I plan on pairing students into groups and eventually sharing ideas. Hopefully, we can come up with a mastery list that everyone agrees on.
I plan on having them count the computers in groups of two at first to brainstorm what they think qualifies as a computer. Then get them to get in groups of 4 to write on sticky notes what things they this would be a computer. I think it definitely helps to think in a small group and then move to a bigger group to have others opinions be taken into account for things they may not have thought of as a computer.
During my Day1-Day2, I had various steps. I went from an individual writing all there thoughts on small post-its. (Individual Student), “Looking around the room and thinking about your surrounding where do you see computers being used?” Next, elbow partner share, then quad (group) share, and finally as a whole group with 39 voices sharing there discovery.
I plan to have the students collaboratively clarify expectations first, and then begin to allow the students and myself to build an inclusive, respectful, positive environment. Allow thinking and writing time to gather thoughts, encourage participation by giving value to each answer and idea. Listening more than talking is crucial for a good facilitator.
I appreciate your thoughts on giving space for time to listen and encourage participation. This is a great way to facilitate a collobrative classroom and safe space.
I plan on using Kagan strategies to encourage and regulate student interactions. It will help shy students talk, and prevent eager students from dominating conversations.
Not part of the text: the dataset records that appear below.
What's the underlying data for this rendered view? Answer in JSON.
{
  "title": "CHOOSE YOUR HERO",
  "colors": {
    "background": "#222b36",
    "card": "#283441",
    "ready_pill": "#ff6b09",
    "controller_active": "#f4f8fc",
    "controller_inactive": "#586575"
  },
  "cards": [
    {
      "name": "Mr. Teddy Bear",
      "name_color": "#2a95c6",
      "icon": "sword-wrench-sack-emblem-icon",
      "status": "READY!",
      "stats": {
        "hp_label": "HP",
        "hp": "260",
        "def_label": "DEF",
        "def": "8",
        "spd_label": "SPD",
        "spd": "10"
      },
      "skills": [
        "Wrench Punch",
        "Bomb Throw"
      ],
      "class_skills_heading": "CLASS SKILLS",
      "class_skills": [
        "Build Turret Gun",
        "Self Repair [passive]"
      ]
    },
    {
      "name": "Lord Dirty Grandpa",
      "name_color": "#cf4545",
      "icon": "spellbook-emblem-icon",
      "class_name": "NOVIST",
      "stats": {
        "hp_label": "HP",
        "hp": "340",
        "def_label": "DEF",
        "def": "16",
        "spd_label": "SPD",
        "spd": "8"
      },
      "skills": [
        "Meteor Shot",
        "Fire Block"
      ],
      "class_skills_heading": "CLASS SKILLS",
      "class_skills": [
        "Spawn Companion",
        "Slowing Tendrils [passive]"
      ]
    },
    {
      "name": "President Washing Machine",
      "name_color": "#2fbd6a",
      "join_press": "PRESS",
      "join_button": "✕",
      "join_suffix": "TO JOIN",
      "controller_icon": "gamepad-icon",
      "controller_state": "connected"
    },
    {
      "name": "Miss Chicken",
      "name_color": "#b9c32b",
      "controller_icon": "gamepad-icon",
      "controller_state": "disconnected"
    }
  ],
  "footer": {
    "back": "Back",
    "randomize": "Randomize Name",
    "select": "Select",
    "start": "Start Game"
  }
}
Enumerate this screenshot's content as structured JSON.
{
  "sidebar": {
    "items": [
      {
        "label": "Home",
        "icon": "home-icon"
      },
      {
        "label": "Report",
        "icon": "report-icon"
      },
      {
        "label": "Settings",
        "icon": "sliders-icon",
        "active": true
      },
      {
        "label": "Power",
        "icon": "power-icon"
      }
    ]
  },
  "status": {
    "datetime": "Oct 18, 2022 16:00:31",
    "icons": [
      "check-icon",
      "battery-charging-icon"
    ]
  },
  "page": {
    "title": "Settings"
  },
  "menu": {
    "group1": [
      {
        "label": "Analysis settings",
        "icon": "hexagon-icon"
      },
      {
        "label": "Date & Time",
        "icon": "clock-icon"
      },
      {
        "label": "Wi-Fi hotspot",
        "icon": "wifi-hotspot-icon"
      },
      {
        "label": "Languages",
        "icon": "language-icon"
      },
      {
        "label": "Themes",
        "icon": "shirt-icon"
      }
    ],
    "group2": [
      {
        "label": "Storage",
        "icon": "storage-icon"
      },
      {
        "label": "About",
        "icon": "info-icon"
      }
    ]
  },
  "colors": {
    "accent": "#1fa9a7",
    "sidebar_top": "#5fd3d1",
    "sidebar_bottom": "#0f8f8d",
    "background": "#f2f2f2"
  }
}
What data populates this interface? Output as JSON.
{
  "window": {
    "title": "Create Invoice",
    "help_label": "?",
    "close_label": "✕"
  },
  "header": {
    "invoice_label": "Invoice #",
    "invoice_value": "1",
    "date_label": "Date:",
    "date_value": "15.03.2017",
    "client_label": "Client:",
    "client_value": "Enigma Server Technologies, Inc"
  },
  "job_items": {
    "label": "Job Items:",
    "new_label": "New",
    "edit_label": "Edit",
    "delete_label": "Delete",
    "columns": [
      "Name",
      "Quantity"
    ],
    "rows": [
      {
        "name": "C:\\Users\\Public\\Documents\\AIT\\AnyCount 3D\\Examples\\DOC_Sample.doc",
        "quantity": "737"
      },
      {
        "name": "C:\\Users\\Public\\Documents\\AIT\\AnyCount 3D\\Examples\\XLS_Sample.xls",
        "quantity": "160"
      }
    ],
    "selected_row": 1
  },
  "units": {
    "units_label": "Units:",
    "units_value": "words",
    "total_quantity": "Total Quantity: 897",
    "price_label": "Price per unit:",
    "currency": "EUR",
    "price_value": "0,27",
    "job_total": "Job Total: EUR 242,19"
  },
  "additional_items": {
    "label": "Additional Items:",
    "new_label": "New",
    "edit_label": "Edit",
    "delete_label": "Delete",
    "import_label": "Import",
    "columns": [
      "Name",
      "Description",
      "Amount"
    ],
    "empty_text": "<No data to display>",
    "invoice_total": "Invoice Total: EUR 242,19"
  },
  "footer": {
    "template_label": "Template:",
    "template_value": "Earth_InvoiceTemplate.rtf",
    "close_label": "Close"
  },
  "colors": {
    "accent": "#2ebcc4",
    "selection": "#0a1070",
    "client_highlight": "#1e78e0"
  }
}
I plan on having the students think of what is a computer first and then share with their elbow partner or a group. Then share as a whole class and have a discussion. Really excited to see if anyone will bring up human as a computer and the discussion that would follow after that.
Read pair share and discuss. Incorporate a "
who Knew Session"
I agree with what was said here and I also plan to approach this in a similar way. I feel that an environment that lends itself for this is very critical especially because some students may not feel comfortable with this and may not want to voice their ideas. But this post really targets what I will also do.
Get in groups and come up with answers and discuss. Do a gallery walk.
I think an important part of facilitating discussion is to give people time to think. Too many times, teachers will ask a question and then answer their own question before students have had a chance to process the information. Students need to be given time to think, and then they should have the chance to share, whether with the whole class or at least some peers. As a teacher, I will call on students to share to make sure all students are included, but students should also be discussing things with each other on a regular basis. They will be in groups and I will go around and help facilitate the discussion in the groups.
One thing that helped improve discussion:
I have a class with 30 students:
After groups have written post-its with 5 things that were definitely computer, 5 things that were maybe computers, and 3 things that were definitely not computers, students rotated groups (3 times) and re-arranged the post-its as they felt appropriate. But the third rotation, students were more willing to engage in discussion about what they were computers or not computers.
I plan to open the topic of discussion and ask students to just think about their answer without speaking aloud. Then ask students to record their response on the post-it. Post their Post-it on the whiteboard and jigsaw through the classroom to get students’ response and input.
I plan to open the topic of discussion and ask students to just think about their answer without speaking aloud. Then record their response on a Post-it. Students will post their Post-it to the Whiteboard. Lastly, I will jigsaw though the classroom calling on students to share their response.
The “Who Knew Session” sounds very interesting, can you tell me how you run that? I’d be interested to use a new strategy in my class.
To facilitate discussion, I utilized journals and asked the students to write down their definition of a computer. We then collaborated by coming up with a class definition of a computer that was written on the board - we discussed what was and wasn’t necessary for a computer, striking some comments and adding others.
I will have them respond to a prompt in their journals. Then in groups of 3 they will share their responses. Groups will then share out to the class. I will generate more discussion questions based on groups responses.
As you are facilitating discussions, do you have a set of questions you have in your back pocket or do you wait to see how the discussion is flowing? I’d love to hear how you lead your students.
I would like to pose the question provide students time to gather their thoughts and share their ideas with elbow partner then group shout out.
We use both the whole class discussion and also small groups breaking out and discussing topics, reaching an agreement and then coming back to the big group to participate as a group in a wider discussion of the topics at hand. When working in small groups I always ask that the groups come to an agreement on what there solution is to the problem at hand. It forces them more or less to compromise and reach a consensus which helps move the larger group discussion along.